Reactor Systems



The MITR-II, the major experimental facility of the NRL, is a heavy-water reflected, light-water cooled and moderated nuclear reactor that utilizes flat, plate-type, finned, aluminum-clad fuel elements. The average core power density is about 70 kW per liter. The maximum fast and thermal neutron flux available to experimenters are 1.2x1014 and 6x1013 neutrons/cm2-s, respectively. Experimental facilities available at the MIT research reactor include two medical irradiation rooms, beam ports, automatic transfer facilities (pneumatic tubes), and graphite-reflector irradiation facilities. In addition, several in-core experimental facilities(ICSAs) are available. It generally operates 24/7, except for planned outages for maintenance.

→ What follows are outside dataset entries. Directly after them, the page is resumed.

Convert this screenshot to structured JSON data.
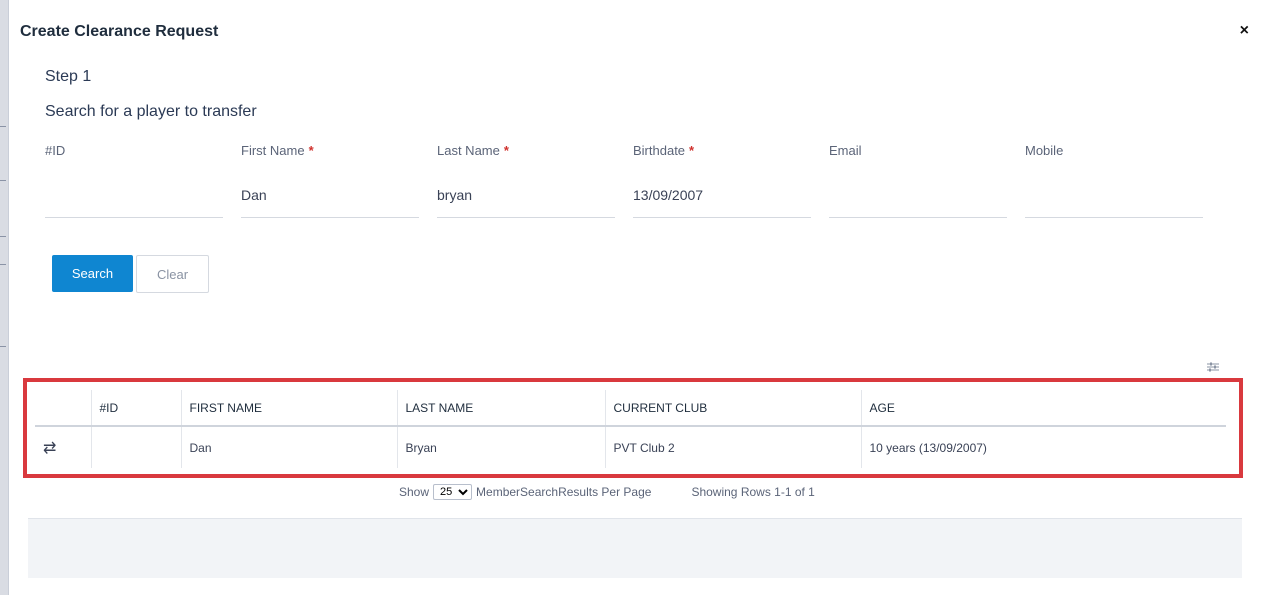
{
  "modal": {
    "title": "Create Clearance Request",
    "close_glyph": "×"
  },
  "step": {
    "label": "Step 1",
    "subtitle": "Search for a player to transfer"
  },
  "search_form": {
    "fields": [
      {
        "label": "#ID",
        "required": false,
        "value": ""
      },
      {
        "label": "First Name",
        "required": true,
        "value": "Dan"
      },
      {
        "label": "Last Name",
        "required": true,
        "value": "bryan"
      },
      {
        "label": "Birthdate",
        "required": true,
        "value": "13/09/2007"
      },
      {
        "label": "Email",
        "required": false,
        "value": ""
      },
      {
        "label": "Mobile",
        "required": false,
        "value": ""
      }
    ],
    "required_marker": "*",
    "search_label": "Search",
    "clear_label": "Clear"
  },
  "results": {
    "columns": [
      "#ID",
      "FIRST NAME",
      "LAST NAME",
      "CURRENT CLUB",
      "AGE"
    ],
    "rows": [
      {
        "action_icon": "⇄",
        "id": "",
        "first_name": "Dan",
        "last_name": "Bryan",
        "current_club": "PVT Club 2",
        "age": "10 years (13/09/2007)"
      }
    ],
    "highlight_color": "#d9393e"
  },
  "pager": {
    "show_label": "Show",
    "page_size": "25",
    "per_page_label": "MemberSearchResults Per Page",
    "rows_info": "Showing Rows 1-1 of 1"
  },
  "colors": {
    "primary": "#0f86d1",
    "required": "#d0312d"
  },
  "icons": {
    "close": "close-icon",
    "transfer": "transfer-icon",
    "column_settings": "sliders-icon"
  }
}
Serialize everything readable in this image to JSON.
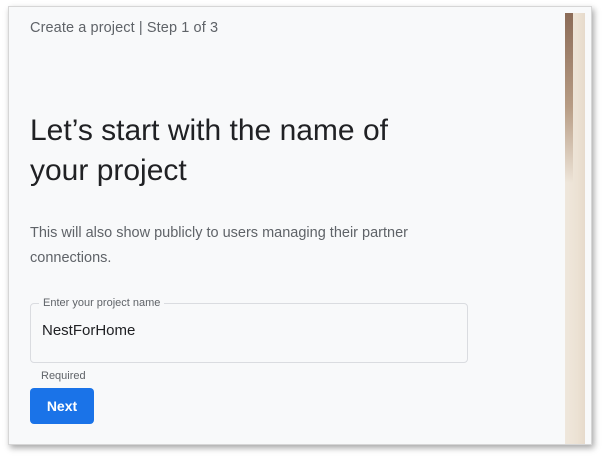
{
  "header": {
    "step_label": "Create a project | Step 1 of 3"
  },
  "main": {
    "heading": "Let’s start with the name of your project",
    "description": "This will also show publicly to users managing their partner connections."
  },
  "form": {
    "project_name": {
      "label": "Enter your project name",
      "value": "NestForHome",
      "helper": "Required"
    },
    "next_label": "Next"
  },
  "colors": {
    "primary": "#1a73e8",
    "heading_text": "#202124",
    "secondary_text": "#5f6368",
    "background": "#f8f9fa"
  }
}
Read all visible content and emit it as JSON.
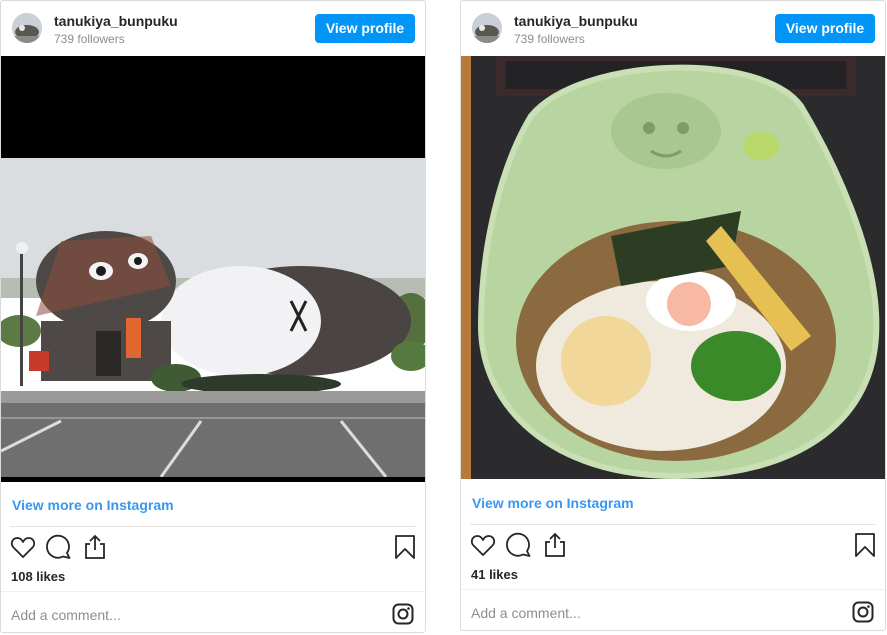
{
  "posts": [
    {
      "username": "tanukiya_bunpuku",
      "followers": "739 followers",
      "view_profile": "View profile",
      "view_more": "View more on Instagram",
      "likes": "108 likes",
      "comment_placeholder": "Add a comment...",
      "image": "photo of a giant tanuki-shaped building beside a parking lot"
    },
    {
      "username": "tanukiya_bunpuku",
      "followers": "739 followers",
      "view_profile": "View profile",
      "view_more": "View more on Instagram",
      "likes": "41 likes",
      "comment_placeholder": "Add a comment...",
      "image": "photo of a udon bowl topped with nori, egg, tempura bits and green onion in a tanuki-face ceramic bowl"
    }
  ],
  "icons": [
    "heart-icon",
    "comment-icon",
    "share-icon",
    "bookmark-icon",
    "instagram-icon"
  ],
  "colors": {
    "accent": "#0095f6",
    "link": "#3897f0",
    "text": "#262626",
    "muted": "#8e8e8e"
  }
}
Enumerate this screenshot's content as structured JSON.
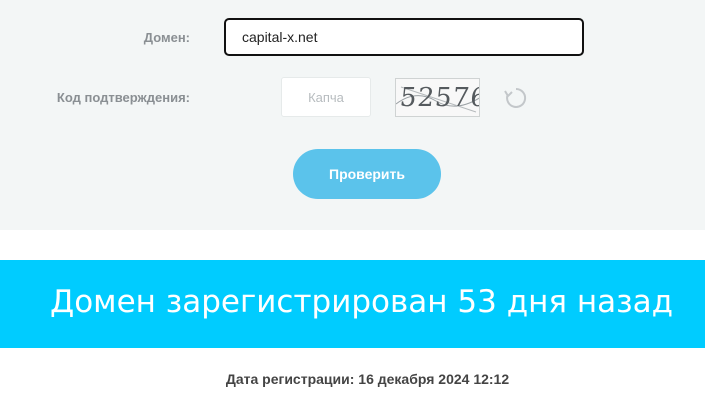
{
  "form": {
    "domain_label": "Домен:",
    "domain_value": "capital-x.net",
    "code_label": "Код подтверждения:",
    "captcha_placeholder": "Капча",
    "captcha_image_text": "52576",
    "check_button_label": "Проверить"
  },
  "icons": {
    "refresh": "refresh-icon"
  },
  "result": {
    "banner_text": "Домен зарегистрирован 53 дня назад",
    "registration_date": "Дата регистрации: 16 декабря 2024 12:12"
  },
  "colors": {
    "panel_bg": "#f3f6f6",
    "button_bg": "#5bc3eb",
    "banner_bg": "#00ccff"
  }
}
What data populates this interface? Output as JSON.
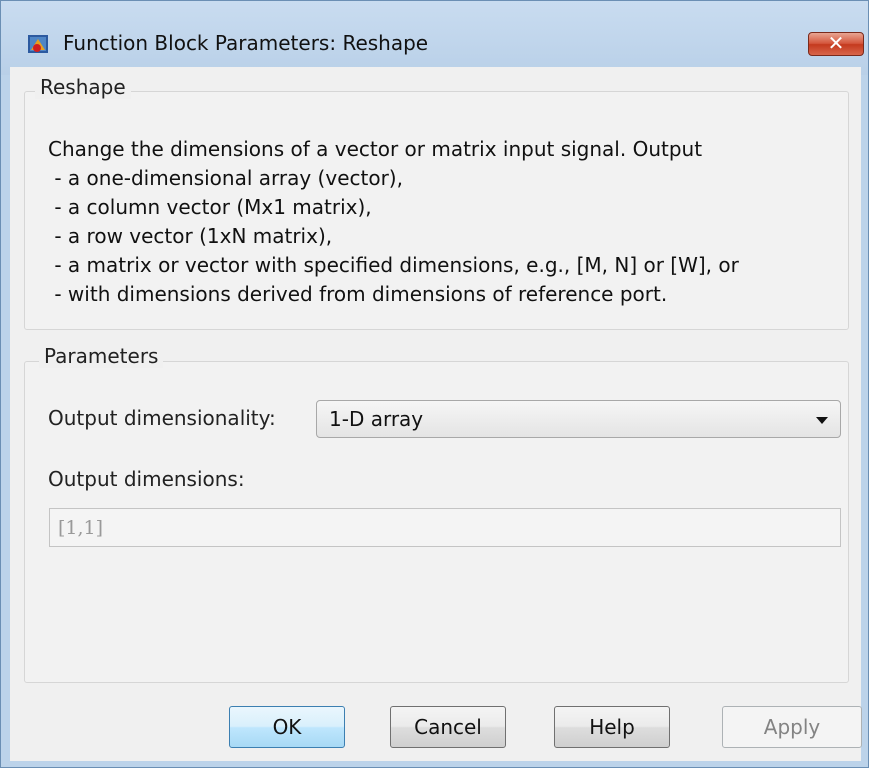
{
  "window": {
    "title": "Function Block Parameters: Reshape",
    "close_label": "✕"
  },
  "description_group": {
    "title": "Reshape",
    "text": "Change the dimensions of a vector or matrix input signal. Output\n - a one-dimensional array (vector),\n - a column vector (Mx1 matrix),\n - a row vector (1xN matrix),\n - a matrix or vector with specified dimensions, e.g., [M, N] or [W], or\n - with dimensions derived from dimensions of reference port."
  },
  "parameters_group": {
    "title": "Parameters",
    "output_dimensionality_label": "Output dimensionality:",
    "output_dimensionality_value": "1-D array",
    "output_dimensions_label": "Output dimensions:",
    "output_dimensions_value": "[1,1]"
  },
  "buttons": {
    "ok": "OK",
    "cancel": "Cancel",
    "help": "Help",
    "apply": "Apply"
  }
}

The MITR-II encompasses a number of inherent (i.e., passive) safety features, including negative reactivity temperature coefficients of both the fuel and moderator; a negative void coefficient of reactivity; the location of the core within two concentric tanks; the use of anti-siphon valves to isolate the core from the effect of breaks in the coolant piping; a core-tank design that promotes natural circulation in the event of a loss-of-flow accident; and the presence of a full containment. These features make it an exceptionally safe facility.